Liset Munnike gave some nice insights:
- Issues that students often run into with applied Research
– the complexity of the process vs the independence of the study
– the transition from; practice-issue to research question
– the transition form research findings to ‘research-product’
– the students ability to write (scientific writing)
2. How to teach teachers to assist students with research:
The first priority should be to teach teachers how to assist students with research. The focus should be on ‘how to assist students’, instead of trying to make teachers good at doing (their own) research. In training teachers the focus should be on what you want to achieve with the students. An important competency for a Research teacher is to be able to contextualize scenario’s/situations for students. Let students see how to connect theory with their ‘local-issue’.
I didn’t like the story of the second speaker very much, but I do think there were some interesting questions by the audience:
– How do teachers asses the students ‘will to research’?
– Are teachers trying to teach research skills, or establish a research-attitude?
– How do we prevent ‘checklists’ to become ‘overdominant’ in research education?

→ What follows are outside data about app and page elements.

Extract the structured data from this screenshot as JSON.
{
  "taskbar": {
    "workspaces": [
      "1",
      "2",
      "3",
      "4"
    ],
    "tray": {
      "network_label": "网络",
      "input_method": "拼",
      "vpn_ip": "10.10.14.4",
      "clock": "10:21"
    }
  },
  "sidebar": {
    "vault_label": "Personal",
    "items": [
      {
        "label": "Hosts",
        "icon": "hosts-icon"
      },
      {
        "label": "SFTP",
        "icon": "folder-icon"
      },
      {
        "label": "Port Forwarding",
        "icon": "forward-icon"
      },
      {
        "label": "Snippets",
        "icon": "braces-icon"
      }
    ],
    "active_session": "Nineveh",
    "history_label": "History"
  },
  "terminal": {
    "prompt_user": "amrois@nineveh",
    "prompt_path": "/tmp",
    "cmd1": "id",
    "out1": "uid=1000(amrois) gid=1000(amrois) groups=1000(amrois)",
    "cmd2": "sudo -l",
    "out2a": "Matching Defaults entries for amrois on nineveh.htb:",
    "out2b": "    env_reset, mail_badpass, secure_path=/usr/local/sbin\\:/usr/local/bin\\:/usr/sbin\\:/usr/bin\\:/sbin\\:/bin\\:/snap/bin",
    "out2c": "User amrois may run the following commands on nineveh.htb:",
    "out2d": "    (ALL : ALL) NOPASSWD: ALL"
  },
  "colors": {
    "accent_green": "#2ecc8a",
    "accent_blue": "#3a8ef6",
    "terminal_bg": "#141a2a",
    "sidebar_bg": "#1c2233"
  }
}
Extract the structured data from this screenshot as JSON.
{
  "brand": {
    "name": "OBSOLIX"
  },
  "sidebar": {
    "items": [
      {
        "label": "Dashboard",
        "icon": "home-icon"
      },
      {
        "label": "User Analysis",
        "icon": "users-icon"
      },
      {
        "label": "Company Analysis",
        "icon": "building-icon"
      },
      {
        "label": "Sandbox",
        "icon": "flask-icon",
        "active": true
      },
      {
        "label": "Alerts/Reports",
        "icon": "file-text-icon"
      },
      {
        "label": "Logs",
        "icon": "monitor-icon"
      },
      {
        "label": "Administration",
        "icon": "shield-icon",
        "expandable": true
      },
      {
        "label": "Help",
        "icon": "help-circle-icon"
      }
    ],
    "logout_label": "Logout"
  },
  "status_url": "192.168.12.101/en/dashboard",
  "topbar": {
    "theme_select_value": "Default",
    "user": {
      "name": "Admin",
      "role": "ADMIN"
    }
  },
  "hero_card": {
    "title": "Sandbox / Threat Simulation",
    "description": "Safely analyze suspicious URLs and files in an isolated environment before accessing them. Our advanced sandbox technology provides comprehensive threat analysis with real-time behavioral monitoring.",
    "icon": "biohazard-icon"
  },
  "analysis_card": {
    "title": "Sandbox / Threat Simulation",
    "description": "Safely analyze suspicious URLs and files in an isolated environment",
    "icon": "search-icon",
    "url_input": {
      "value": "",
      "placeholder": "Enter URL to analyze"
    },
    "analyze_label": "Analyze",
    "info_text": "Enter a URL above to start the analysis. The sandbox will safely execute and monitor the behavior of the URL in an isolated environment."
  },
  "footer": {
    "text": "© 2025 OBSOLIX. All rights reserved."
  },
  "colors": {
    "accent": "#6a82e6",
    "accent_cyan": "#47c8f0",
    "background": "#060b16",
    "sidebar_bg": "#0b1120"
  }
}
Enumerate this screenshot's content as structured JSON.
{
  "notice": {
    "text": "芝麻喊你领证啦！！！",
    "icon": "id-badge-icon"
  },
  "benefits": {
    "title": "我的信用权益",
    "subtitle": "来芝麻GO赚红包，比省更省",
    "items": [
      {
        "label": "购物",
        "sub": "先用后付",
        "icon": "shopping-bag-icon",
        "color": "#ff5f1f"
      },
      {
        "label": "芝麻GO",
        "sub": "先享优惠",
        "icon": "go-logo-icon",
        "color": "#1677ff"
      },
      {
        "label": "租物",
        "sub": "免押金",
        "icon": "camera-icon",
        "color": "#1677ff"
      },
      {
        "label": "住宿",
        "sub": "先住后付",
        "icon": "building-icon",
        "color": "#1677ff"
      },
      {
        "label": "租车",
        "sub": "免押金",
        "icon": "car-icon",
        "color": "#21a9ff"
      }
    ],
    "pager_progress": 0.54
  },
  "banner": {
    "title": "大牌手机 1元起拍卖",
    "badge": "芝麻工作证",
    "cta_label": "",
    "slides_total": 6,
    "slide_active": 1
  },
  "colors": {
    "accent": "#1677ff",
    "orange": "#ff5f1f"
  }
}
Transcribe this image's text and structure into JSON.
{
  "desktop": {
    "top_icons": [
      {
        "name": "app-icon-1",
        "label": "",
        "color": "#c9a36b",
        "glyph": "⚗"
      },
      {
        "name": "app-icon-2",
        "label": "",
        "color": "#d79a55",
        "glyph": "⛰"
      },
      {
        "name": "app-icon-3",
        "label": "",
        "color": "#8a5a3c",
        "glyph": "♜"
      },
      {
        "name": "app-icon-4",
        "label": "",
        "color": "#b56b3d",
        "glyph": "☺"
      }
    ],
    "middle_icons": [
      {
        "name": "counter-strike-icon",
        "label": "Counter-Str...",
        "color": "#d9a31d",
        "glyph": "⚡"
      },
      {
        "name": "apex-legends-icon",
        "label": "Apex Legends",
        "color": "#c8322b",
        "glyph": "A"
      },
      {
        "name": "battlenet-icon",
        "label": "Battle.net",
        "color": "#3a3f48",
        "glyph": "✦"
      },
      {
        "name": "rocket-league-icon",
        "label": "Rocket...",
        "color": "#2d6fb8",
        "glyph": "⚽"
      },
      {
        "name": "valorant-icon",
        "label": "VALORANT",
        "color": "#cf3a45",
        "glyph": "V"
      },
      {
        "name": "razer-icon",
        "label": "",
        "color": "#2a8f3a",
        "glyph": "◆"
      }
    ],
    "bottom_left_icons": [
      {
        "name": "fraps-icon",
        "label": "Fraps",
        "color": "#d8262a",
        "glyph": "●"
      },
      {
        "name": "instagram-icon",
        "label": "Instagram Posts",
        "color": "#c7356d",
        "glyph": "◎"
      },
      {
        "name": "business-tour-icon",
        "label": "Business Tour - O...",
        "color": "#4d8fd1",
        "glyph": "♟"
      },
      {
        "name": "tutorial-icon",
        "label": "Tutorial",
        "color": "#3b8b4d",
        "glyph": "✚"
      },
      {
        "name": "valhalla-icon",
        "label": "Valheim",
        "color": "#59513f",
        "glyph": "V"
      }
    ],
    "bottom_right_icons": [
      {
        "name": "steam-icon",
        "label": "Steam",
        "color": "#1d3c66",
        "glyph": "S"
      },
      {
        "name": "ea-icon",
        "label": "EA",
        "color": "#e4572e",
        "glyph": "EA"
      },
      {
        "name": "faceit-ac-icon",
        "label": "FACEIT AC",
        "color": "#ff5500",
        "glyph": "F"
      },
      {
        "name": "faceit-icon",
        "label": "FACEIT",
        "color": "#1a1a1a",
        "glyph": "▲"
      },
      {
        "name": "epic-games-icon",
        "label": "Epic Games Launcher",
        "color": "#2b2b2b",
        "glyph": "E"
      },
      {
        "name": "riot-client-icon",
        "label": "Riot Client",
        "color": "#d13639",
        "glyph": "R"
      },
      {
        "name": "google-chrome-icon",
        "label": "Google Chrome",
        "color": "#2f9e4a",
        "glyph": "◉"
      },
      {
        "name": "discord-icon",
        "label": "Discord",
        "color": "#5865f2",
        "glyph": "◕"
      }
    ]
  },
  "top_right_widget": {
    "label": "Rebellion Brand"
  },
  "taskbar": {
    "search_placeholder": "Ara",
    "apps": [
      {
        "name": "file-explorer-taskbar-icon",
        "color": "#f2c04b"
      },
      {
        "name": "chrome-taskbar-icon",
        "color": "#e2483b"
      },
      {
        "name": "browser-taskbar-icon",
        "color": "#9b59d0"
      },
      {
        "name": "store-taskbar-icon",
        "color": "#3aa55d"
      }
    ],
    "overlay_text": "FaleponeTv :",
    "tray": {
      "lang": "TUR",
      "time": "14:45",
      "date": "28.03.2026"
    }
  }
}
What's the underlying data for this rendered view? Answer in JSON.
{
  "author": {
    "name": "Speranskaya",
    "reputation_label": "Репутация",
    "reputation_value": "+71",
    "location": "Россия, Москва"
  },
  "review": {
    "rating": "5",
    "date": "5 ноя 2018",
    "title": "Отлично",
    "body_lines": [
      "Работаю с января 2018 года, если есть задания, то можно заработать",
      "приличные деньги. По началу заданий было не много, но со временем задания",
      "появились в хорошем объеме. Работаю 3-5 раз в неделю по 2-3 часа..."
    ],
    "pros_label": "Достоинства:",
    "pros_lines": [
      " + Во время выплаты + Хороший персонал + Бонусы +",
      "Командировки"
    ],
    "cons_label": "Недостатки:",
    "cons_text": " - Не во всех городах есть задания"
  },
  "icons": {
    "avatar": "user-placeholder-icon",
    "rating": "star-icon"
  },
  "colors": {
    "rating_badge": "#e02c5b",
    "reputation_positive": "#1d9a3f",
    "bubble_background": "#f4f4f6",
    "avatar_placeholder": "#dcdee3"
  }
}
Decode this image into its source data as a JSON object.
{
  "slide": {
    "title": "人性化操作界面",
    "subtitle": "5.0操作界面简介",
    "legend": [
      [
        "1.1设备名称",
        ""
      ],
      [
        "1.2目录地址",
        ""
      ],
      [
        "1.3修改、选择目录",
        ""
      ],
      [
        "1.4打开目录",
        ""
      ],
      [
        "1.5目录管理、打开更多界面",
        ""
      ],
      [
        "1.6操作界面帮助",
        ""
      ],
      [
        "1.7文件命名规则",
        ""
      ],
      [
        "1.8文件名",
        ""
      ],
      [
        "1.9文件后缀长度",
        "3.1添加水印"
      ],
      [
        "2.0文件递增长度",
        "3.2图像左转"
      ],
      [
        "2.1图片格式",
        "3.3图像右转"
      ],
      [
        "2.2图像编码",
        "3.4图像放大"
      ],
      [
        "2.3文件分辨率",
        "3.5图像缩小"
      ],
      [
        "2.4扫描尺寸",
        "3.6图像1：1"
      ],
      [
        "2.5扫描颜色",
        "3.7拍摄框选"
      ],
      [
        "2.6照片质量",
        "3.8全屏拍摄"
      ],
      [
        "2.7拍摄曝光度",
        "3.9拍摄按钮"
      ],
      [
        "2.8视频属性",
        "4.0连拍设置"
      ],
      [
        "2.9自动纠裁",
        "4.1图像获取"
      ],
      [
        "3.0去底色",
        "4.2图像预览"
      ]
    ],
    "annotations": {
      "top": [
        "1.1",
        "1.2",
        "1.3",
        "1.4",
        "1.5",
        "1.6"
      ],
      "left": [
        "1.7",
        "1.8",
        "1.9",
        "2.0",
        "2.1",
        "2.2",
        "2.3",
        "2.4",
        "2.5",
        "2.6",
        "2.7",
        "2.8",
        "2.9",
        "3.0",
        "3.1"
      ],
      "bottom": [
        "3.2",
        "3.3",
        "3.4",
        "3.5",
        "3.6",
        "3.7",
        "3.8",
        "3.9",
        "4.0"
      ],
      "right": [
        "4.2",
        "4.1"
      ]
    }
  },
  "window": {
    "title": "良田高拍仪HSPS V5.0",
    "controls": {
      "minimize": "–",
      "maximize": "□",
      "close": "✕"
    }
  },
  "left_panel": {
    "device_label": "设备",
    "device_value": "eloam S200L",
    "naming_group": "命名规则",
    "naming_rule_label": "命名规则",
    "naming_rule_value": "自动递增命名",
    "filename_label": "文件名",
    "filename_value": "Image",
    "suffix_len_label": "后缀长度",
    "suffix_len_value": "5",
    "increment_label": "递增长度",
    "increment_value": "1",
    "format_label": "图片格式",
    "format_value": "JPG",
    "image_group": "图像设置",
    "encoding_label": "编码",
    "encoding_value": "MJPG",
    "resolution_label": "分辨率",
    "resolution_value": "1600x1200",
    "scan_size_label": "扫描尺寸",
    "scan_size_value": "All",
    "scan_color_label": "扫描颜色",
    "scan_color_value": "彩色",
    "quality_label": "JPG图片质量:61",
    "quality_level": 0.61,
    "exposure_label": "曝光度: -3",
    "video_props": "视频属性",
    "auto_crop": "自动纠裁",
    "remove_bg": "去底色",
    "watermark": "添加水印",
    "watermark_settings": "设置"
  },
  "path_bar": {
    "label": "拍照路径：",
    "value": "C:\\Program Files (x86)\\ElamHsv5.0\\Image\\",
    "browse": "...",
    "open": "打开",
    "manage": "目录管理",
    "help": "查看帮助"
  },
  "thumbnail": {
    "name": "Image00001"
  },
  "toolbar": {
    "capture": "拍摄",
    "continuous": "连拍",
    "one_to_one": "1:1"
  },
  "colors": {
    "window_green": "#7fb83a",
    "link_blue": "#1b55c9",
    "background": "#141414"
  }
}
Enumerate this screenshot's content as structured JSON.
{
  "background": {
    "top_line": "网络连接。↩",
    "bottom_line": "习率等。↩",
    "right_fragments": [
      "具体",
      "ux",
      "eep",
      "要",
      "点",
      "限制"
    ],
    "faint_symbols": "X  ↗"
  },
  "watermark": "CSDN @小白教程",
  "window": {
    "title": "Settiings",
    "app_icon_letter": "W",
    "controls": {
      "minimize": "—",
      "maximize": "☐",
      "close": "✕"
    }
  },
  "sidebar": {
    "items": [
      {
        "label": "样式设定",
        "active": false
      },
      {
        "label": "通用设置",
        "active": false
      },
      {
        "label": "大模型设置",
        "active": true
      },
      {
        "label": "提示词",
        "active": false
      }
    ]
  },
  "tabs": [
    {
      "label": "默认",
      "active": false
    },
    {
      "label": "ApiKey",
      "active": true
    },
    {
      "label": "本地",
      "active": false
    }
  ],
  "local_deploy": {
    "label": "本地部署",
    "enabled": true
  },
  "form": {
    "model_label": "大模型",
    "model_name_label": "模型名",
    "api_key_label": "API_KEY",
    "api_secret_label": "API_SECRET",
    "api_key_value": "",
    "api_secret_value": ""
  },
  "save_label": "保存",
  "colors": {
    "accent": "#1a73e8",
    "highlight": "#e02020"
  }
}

After the guest-speakers we got some samples of ‘best-practices’. Manon Joosten presented her visual ‘research-journey-map’. I liked the idea, but found her concept a bit too strict and confined. The talk of Jochem Naafs appealed a lot more to me. He accepted that not all students have the same skills. He is searching for ways in which students can connect their qualities with research. I have an interest in the following of his topics: Lecture performance, Merging, Poetic Feedback, Comtemplative Dialogue (see DasArts Feedback).I think these can be interesting methods for Illustration students to acquire a deeper understanding in their education.
I also followed a ‘workshop/lecture: Safety & Risk-takin in Research. I liked the topic because I think one of the issues with research is that students can experience it as frightfully personal; (which I can remember from my own studies). I liked how Stijn Bollinger explained that students must do 2 complex things in applied research: 1. make sense of the problem & 2. be able to communicate their sense-making to others. He had also designed an interesting method on how to adress the issues of fear/anxiety with students.
The day was concluded by a decent presentation of Daan Andriessen about the possible role of lectors in higher education. I though he was good because he was very sharp in defining what the discussion was about. He indicated the pro’s and cons of connecting students to research by lectors. He was not a big fan of letting students work on the research of lectors because its such a different form of research.
Enough to contemplate on and discuss with students.